▶ What this task involves:
The response must be made up of the lines in the entries below that contain "TODO".
Segment Start: Extracted data
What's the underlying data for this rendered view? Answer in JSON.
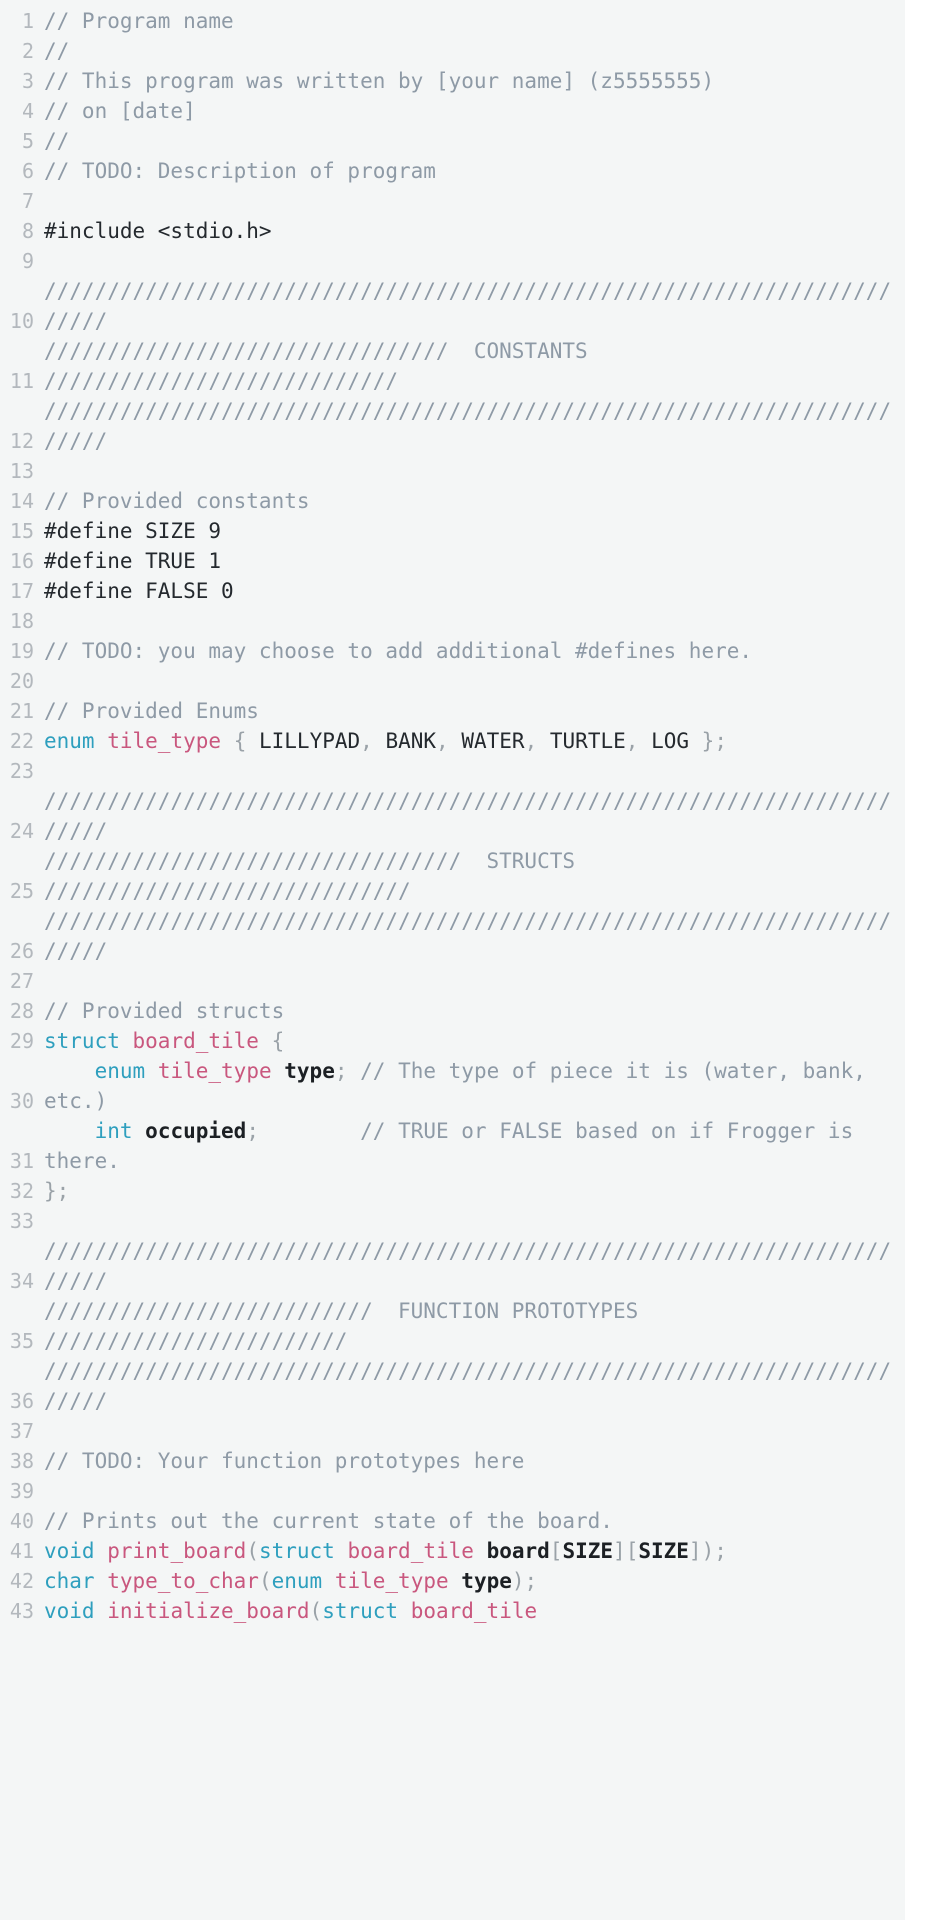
{
  "editor": {
    "language": "C",
    "font_size_px": 21,
    "line_height_px": 30,
    "wrap": "soft-wrap enabled",
    "colors": {
      "background": "#f4f6f6",
      "page_background": "#ffffff",
      "gutter_text": "#b3b8bd",
      "default_text": "#24292e",
      "comment": "#8e9aa6",
      "keyword": "#2e9fbe",
      "type_name": "#c9577e",
      "function_name": "#c9577e",
      "identifier": "#1c2024",
      "punctuation": "#9aa2a8"
    }
  },
  "lines": [
    {
      "number": "1",
      "text": "// Program name"
    },
    {
      "number": "2",
      "text": "//"
    },
    {
      "number": "3",
      "text": "// This program was written by [your name] (z5555555)"
    },
    {
      "number": "4",
      "text": "// on [date]"
    },
    {
      "number": "5",
      "text": "//"
    },
    {
      "number": "6",
      "text": "// TODO: Description of program"
    },
    {
      "number": "7",
      "text": ""
    },
    {
      "number": "8",
      "text": "#include <stdio.h>"
    },
    {
      "number": "9",
      "text": ""
    },
    {
      "number": "10",
      "text": "////////////////////////////////////////////////////////////////////////"
    },
    {
      "number": "11",
      "text": "////////////////////////////////  CONSTANTS  ////////////////////////////"
    },
    {
      "number": "12",
      "text": "////////////////////////////////////////////////////////////////////////"
    },
    {
      "number": "13",
      "text": ""
    },
    {
      "number": "14",
      "text": "// Provided constants"
    },
    {
      "number": "15",
      "text": "#define SIZE 9"
    },
    {
      "number": "16",
      "text": "#define TRUE 1"
    },
    {
      "number": "17",
      "text": "#define FALSE 0"
    },
    {
      "number": "18",
      "text": ""
    },
    {
      "number": "19",
      "text": "// TODO: you may choose to add additional #defines here."
    },
    {
      "number": "20",
      "text": ""
    },
    {
      "number": "21",
      "text": "// Provided Enums"
    },
    {
      "number": "22",
      "text": "enum tile_type { LILLYPAD, BANK, WATER, TURTLE, LOG };"
    },
    {
      "number": "23",
      "text": ""
    },
    {
      "number": "24",
      "text": "////////////////////////////////////////////////////////////////////////"
    },
    {
      "number": "25",
      "text": "/////////////////////////////////  STRUCTS  /////////////////////////////"
    },
    {
      "number": "26",
      "text": "////////////////////////////////////////////////////////////////////////"
    },
    {
      "number": "27",
      "text": ""
    },
    {
      "number": "28",
      "text": "// Provided structs"
    },
    {
      "number": "29",
      "text": "struct board_tile {"
    },
    {
      "number": "30",
      "text": "    enum tile_type type; // The type of piece it is (water, bank, etc.)"
    },
    {
      "number": "31",
      "text": "    int occupied;        // TRUE or FALSE based on if Frogger is there."
    },
    {
      "number": "32",
      "text": "};"
    },
    {
      "number": "33",
      "text": ""
    },
    {
      "number": "34",
      "text": "////////////////////////////////////////////////////////////////////////"
    },
    {
      "number": "35",
      "text": "//////////////////////////  FUNCTION PROTOTYPES  ////////////////////////"
    },
    {
      "number": "36",
      "text": "////////////////////////////////////////////////////////////////////////"
    },
    {
      "number": "37",
      "text": ""
    },
    {
      "number": "38",
      "text": "// TODO: Your function prototypes here"
    },
    {
      "number": "39",
      "text": ""
    },
    {
      "number": "40",
      "text": "// Prints out the current state of the board."
    },
    {
      "number": "41",
      "text": "void print_board(struct board_tile board[SIZE][SIZE]);"
    },
    {
      "number": "42",
      "text": "char type_to_char(enum tile_type type);"
    },
    {
      "number": "43",
      "text": "void initialize_board(struct board_tile"
    }
  ],
  "tokens": {
    "comment_prefix": "//",
    "keywords": [
      "enum",
      "struct",
      "int",
      "void",
      "char"
    ],
    "type_names": [
      "tile_type",
      "board_tile"
    ],
    "function_names": [
      "print_board",
      "type_to_char",
      "initialize_board"
    ],
    "identifiers": [
      "type",
      "occupied",
      "board",
      "SIZE"
    ],
    "enum_members": [
      "LILLYPAD",
      "BANK",
      "WATER",
      "TURTLE",
      "LOG"
    ],
    "defines": [
      "SIZE 9",
      "TRUE 1",
      "FALSE 0"
    ],
    "include": "#include <stdio.h>"
  }
}
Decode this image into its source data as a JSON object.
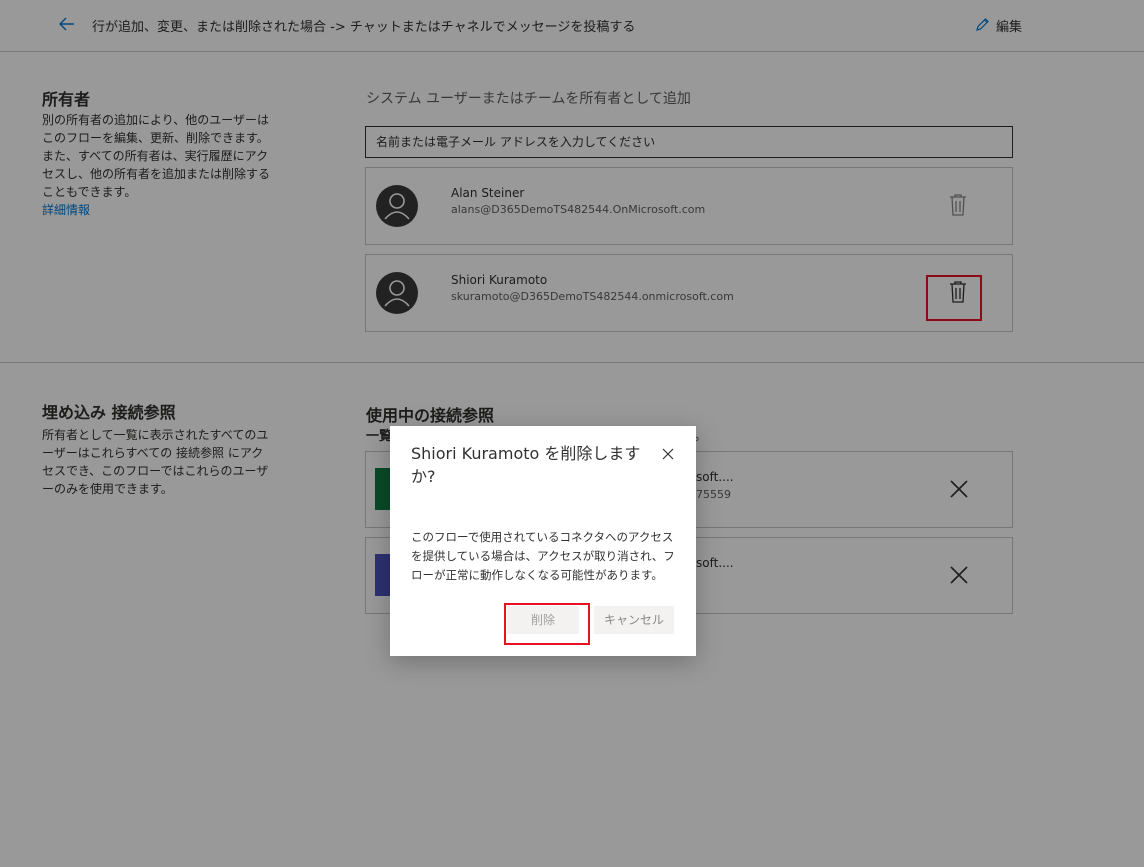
{
  "header": {
    "breadcrumb": "行が追加、変更、または削除された場合 -> チャットまたはチャネルでメッセージを投稿する",
    "edit_label": "編集"
  },
  "owners_section": {
    "title": "所有者",
    "description": "別の所有者の追加により、他のユーザーはこのフローを編集、更新、削除できます。また、すべての所有者は、実行履歴にアクセスし、他の所有者を追加または削除することもできます。",
    "learn_more": "詳細情報",
    "add_heading": "システム ユーザーまたはチームを所有者として追加",
    "input_placeholder": "名前または電子メール アドレスを入力してください",
    "owners": [
      {
        "name": "Alan Steiner",
        "email": "alans@D365DemoTS482544.OnMicrosoft.com"
      },
      {
        "name": "Shiori Kuramoto",
        "email": "skuramoto@D365DemoTS482544.onmicrosoft.com"
      }
    ]
  },
  "connections_section": {
    "title": "埋め込み 接続参照",
    "description": "所有者として一覧に表示されたすべてのユーザーはこれらすべての 接続参照 にアクセスでき、このフローではこれらのユーザーのみを使用できます。",
    "used_title": "使用中の接続参照",
    "used_subtitle_start": "一覧",
    "used_subtitle_end": "。",
    "connections": [
      {
        "name_tail": "soft....",
        "id_tail": "75559",
        "logo_color": "#107c41"
      },
      {
        "name_tail": "soft....",
        "id_tail": "",
        "logo_color": "#4b53bc"
      }
    ]
  },
  "dialog": {
    "title": "Shiori Kuramoto を削除しますか?",
    "body": "このフローで使用されているコネクタへのアクセスを提供している場合は、アクセスが取り消され、フローが正常に動作しなくなる可能性があります。",
    "delete_label": "削除",
    "cancel_label": "キャンセル"
  },
  "colors": {
    "accent": "#0078d4",
    "highlight": "#e81123"
  }
}
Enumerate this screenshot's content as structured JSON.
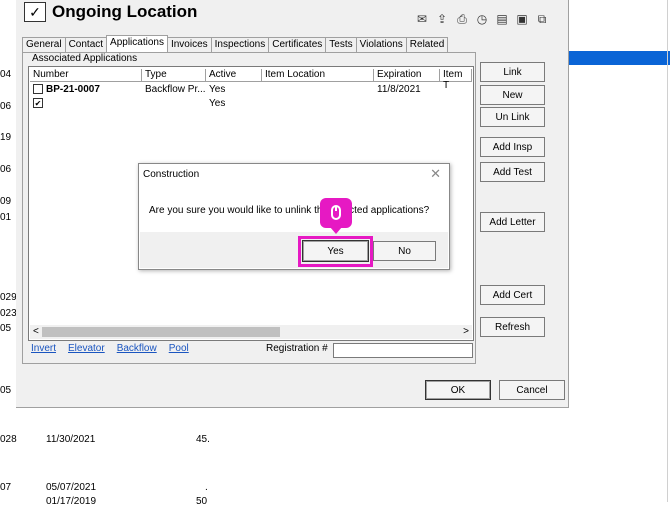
{
  "background": {
    "rows": [
      {
        "id": "r04",
        "text": "04"
      },
      {
        "id": "r06a",
        "text": "06"
      },
      {
        "id": "r19",
        "text": "19"
      },
      {
        "id": "r06b",
        "text": "06"
      },
      {
        "id": "r09",
        "text": "09"
      },
      {
        "id": "r01",
        "text": "01"
      },
      {
        "id": "r029",
        "text": "029"
      },
      {
        "id": "r023",
        "text": "023"
      },
      {
        "id": "r05a",
        "text": "05"
      },
      {
        "id": "r05b",
        "text": "05"
      },
      {
        "id": "r028",
        "text": "028"
      },
      {
        "id": "r07",
        "text": "07"
      },
      {
        "id": "r028_date",
        "text": "11/30/2021"
      },
      {
        "id": "r028_val",
        "text": "45."
      },
      {
        "id": "r07_date",
        "text": "05/07/2021"
      },
      {
        "id": "r07_val",
        "text": "."
      },
      {
        "id": "rbottom_date",
        "text": "01/17/2019"
      },
      {
        "id": "rbottom_val",
        "text": "50"
      }
    ]
  },
  "window": {
    "title": "Ongoing Location",
    "toolbar_icons": [
      "envelope-icon",
      "export-icon",
      "print-icon",
      "clock-icon",
      "document-icon",
      "save-icon",
      "copy-icon"
    ]
  },
  "tabs": [
    "General",
    "Contact",
    "Applications",
    "Invoices",
    "Inspections",
    "Certificates",
    "Tests",
    "Violations",
    "Related"
  ],
  "active_tab": "Applications",
  "group_label": "Associated Applications",
  "grid": {
    "columns": [
      "Number",
      "Type",
      "Active",
      "Item Location",
      "Expiration",
      "Item T"
    ],
    "rows": [
      {
        "checked": false,
        "number": "BP-21-0007",
        "type": "Backflow Pr...",
        "active": "Yes",
        "item_location": "",
        "expiration": "11/8/2021"
      },
      {
        "checked": true,
        "number": "",
        "type": "",
        "active": "Yes",
        "item_location": "",
        "expiration": ""
      }
    ],
    "scroll_left": "<",
    "scroll_right": ">"
  },
  "links": [
    "Invert",
    "Elevator",
    "Backflow",
    "Pool"
  ],
  "registration_label": "Registration #",
  "registration_value": "",
  "side_buttons": {
    "link": "Link",
    "new": "New",
    "unlink": "Un Link",
    "add_insp": "Add Insp",
    "add_test": "Add Test",
    "add_letter": "Add Letter",
    "add_cert": "Add Cert",
    "refresh": "Refresh"
  },
  "footer": {
    "ok": "OK",
    "cancel": "Cancel"
  },
  "dialog": {
    "title": "Construction",
    "close": "✕",
    "message": "Are you sure you would like to unlink the selected applications?",
    "yes": "Yes",
    "no": "No"
  },
  "highlight_color": "#e619c3"
}
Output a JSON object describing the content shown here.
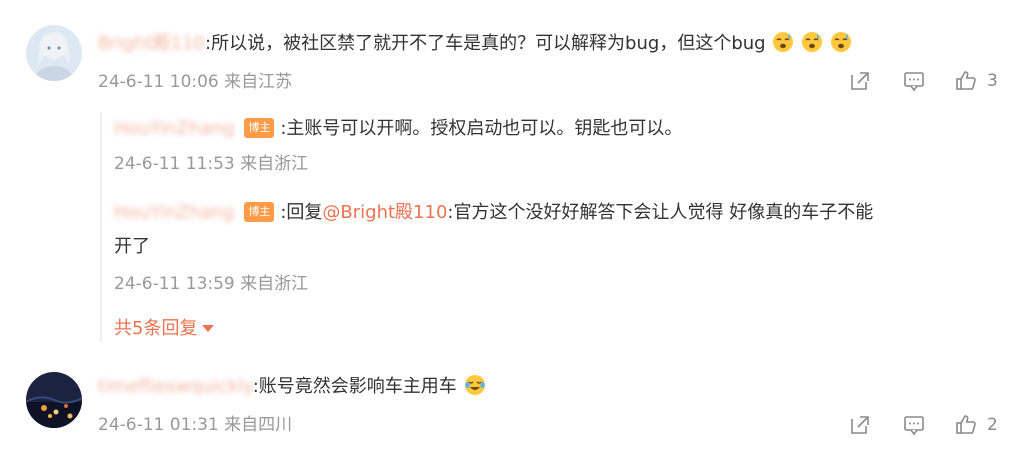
{
  "comments": [
    {
      "username": "Bright殿110",
      "text_prefix": ":所以说，被社区禁了就开不了车是真的？可以解释为bug，但这个bug",
      "meta": "24-6-11 10:06 来自江苏",
      "likes": "3",
      "emoji": "sweat-face-emoji"
    },
    {
      "username": "timeflieswquickly",
      "text_prefix": ":账号竟然会影响车主用车",
      "meta": "24-6-11 01:31 来自四川",
      "likes": "2",
      "emoji": "laughing-tears-emoji"
    }
  ],
  "replies": [
    {
      "username": "HouYinZhang",
      "badge": "博主",
      "text": ":主账号可以开啊。授权启动也可以。钥匙也可以。",
      "meta": "24-6-11 11:53 来自浙江"
    },
    {
      "username": "HouYinZhang",
      "badge": "博主",
      "reply_prefix": ":回复",
      "mention": "@Bright殿110",
      "text_line1": ":官方这个没好好解答下会让人觉得 好像真的车子不能",
      "text_line2": "开了",
      "meta": "24-6-11 13:59 来自浙江"
    }
  ],
  "more_replies": "共5条回复",
  "colors": {
    "link": "#eb7350",
    "meta": "#999999",
    "badge": "#ff9a46"
  }
}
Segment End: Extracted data
▶ Written solution:
      "text": "// TODO: Description of program"
      "text": "// TODO: you may choose to add additional #defines here."
      "text": "// TODO: Your function prototypes here"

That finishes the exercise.